Morley's power over Green Wake comes into play quite a bit during this issue in very subtle ways, further showing that Green Wake exists within the people who inhabit it. A simple word can break someone free, and of course the whole thing with Morley's never ending cigarettes. Speaking of, I've never wanted to start smoking to look cool so badly.
Which brings us to Rossmo and his amazing style. I've actually been using his art to bring the whole series to the attention of the bulk of my friends. So much so that I was showing off some pages from issues I had on my iPad during New Year's to strangers. I've won quite a few over this way. His style shifts so much within itself but stays consistent throughout. The last page of issue #10 is perhaps the most crisply drawn issue of the whole series, which normally features rough sketched lines. I imagine the art has been indicative of the mindset in Green Wake throughout and, in the end when all is done, everything becomes clear. Or perhaps I'm just theory crafting where there is no theory. Either way, Rossmo is stellar again in this issue. I've never seen something so horrific and yet so beautiful as the town of Green Wake, and that is a complete credit to Rossmo.
I wanted more, but I am happy with how they wrapped up Green Wake. There were no loose ends -- it was a good ending that didn't come across as rushed in any way. If you're looking for other books from these two then you'll be delighted in just a moment. Below is a list of books by each individual both out and coming out. Buy Green Wake #10, or if you haven't read any of the series yet, go buy issue #1 and get started, you won't regret it.

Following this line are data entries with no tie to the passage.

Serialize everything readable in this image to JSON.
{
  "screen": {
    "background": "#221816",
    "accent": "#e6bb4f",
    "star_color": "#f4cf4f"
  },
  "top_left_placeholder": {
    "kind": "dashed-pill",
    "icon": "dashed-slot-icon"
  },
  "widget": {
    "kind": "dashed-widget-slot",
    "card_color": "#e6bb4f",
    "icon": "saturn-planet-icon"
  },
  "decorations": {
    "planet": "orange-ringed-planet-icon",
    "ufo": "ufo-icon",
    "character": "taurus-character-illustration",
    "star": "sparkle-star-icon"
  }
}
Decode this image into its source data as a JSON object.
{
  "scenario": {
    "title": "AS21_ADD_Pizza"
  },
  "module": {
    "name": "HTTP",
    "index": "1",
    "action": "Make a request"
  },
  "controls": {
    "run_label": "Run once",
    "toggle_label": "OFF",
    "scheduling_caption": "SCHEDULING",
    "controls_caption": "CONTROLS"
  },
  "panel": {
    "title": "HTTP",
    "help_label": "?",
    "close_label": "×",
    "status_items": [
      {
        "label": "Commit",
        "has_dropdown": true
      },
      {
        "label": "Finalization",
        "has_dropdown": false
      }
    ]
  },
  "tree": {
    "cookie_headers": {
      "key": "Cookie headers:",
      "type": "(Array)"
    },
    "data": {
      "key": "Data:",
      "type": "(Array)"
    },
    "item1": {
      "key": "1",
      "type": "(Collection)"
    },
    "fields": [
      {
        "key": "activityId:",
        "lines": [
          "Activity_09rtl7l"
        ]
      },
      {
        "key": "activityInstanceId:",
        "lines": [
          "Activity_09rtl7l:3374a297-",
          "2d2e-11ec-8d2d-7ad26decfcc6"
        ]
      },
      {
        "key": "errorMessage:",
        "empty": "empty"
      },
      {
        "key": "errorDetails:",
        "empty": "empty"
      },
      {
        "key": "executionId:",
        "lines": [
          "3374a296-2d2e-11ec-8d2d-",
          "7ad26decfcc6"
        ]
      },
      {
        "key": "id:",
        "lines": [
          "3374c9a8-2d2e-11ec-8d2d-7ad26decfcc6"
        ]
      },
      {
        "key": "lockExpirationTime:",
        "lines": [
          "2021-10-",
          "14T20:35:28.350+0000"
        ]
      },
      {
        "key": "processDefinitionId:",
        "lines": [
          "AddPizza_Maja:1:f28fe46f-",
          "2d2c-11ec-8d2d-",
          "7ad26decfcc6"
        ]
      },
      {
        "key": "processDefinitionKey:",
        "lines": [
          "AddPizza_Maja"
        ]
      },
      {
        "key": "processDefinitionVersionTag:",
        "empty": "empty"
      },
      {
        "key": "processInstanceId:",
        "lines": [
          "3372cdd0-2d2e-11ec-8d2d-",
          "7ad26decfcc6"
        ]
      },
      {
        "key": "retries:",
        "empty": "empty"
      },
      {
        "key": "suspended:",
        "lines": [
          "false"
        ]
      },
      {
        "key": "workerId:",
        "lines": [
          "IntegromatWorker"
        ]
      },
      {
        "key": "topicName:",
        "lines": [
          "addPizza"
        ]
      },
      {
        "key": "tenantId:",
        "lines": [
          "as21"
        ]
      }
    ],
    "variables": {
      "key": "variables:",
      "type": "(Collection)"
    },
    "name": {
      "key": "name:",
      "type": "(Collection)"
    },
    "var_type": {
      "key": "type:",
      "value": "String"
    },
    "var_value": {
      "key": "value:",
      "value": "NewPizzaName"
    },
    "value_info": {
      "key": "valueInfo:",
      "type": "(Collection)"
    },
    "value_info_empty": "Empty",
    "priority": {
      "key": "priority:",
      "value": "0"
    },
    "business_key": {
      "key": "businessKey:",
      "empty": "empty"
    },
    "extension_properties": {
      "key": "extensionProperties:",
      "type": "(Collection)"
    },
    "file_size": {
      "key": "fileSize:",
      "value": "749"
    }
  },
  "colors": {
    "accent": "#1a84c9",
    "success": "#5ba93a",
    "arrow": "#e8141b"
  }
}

- Peter Panzerfaust - Kurtis Wiebe and Tyler Jenkins
- Rebel Blood - Alex Link and Riley Rossmo (Comes out March 28, 2012)
- Debris - Kurtis Wiebe and Riley Rossmo (No known date yet, tentatively titled)
Dylan B. Tano is a relatively new reviewer powered by a love of bacon and constantly distracted by a kitten who would rather use his laptop as a bed. He grew up idolizing Spider-Man and can’t believe he gets to review comics all day.
You can read some of his short stories at tanoworks.tumblr.com